Prescription drug charges often result from Arkansas law enforcement’s search of property
One of the main ways a person might get charged with possession of prescription drugs is due to a search of one’s vehicle. An officer may stop a driver for a number of reasons, many of which are civil in nature rather than criminal- a broken tail light, failure to stop at a red light, or an expired registration. Having a legitimate reason to stop a driver does not give the police officer the right to search one’s car. The officer may, however, investigate the situation further – up to the extent that he or she witnesses evidence of criminal activity. If the officer observes signs of impairment, such as odd or unusual behavior on the part of a driver- bloodshot eyes, or signs of impaired motor functioning- then the driver may be legally asked to step out of the car. From there, the officer may look more closely at the car with regards to what is sitting out in the open. The officer may not open purses, suitcases, boxes, or bags that are closed within the car without a warrant of consent. But if pills are sitting out in the open the officer may confiscate them as evidence. If the pills are not legally prescribed to the person who is possessing them then a drug possession charge may be filed by the district attorney. It is common for such cases to be filed in Arkansas after a vehicle stop.
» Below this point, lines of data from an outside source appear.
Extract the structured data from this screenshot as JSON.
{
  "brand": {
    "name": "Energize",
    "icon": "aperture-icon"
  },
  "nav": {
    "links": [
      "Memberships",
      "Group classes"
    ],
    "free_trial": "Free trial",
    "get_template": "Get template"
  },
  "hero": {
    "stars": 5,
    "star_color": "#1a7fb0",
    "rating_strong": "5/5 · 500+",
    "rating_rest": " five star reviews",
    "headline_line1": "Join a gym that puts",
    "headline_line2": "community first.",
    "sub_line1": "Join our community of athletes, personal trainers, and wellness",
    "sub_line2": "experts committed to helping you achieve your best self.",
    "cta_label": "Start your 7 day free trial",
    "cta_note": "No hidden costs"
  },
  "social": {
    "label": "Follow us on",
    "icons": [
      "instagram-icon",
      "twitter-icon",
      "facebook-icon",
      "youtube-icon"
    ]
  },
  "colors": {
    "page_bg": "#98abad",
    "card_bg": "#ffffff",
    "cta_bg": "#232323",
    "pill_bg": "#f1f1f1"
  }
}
Many drug possession defenses will come down to a few arguments. One, your defense attorney will want to know specifics in regards to where the pills in question were located in your vehicle. Second, it will be necessary for your lawyer to ask what the officer had to do to gain access to them. An officer must gain consent to search inside your glove box, in the trunk of your car, or in any other space in your vehicle that is contained, unless they have a legitimate argument that their safety was compromised. Your attorney will also explore simple explanation defenses, such as the person who is legally prescribed the medication simply forgot it in your car. It is not unusual for a spouse, child, or close friend, to accidentally leave medication behind. This defense is strengthened if the defendant does not have a history of drug abuse and did not have drugs in their system at the time of the arrest.
A criminal defense lawyer can assert your search and seizure rights and attempt to keep evidence out of Arkansas courts
The laws regarding whether an Arkansas police officer can search your vehicle may sound simple. The truth is that they can get complex when it comes to defending a person’s freedom. Your criminal defense attorney will aggressively question the reason behind your traffic stop, the officer’s reasoning behind searching your car in the first place, whether or not consent was acquired legally, and if the officer had to open any closed vessels to find drugs. If law enforcement violated your rights in any way during the search then your attorney will file a Motion to Suppress all evidence from being heard by a jury. The more evidence that can be suppressed, the less likely the district attorney is to pursue charges.
If you have been arrested for illegally possessing prescription drugs then it is important to hire an attorney who understands how search and seizure laws can benefit you. Contact our Little Rock criminal defense attorneys today for a consultation.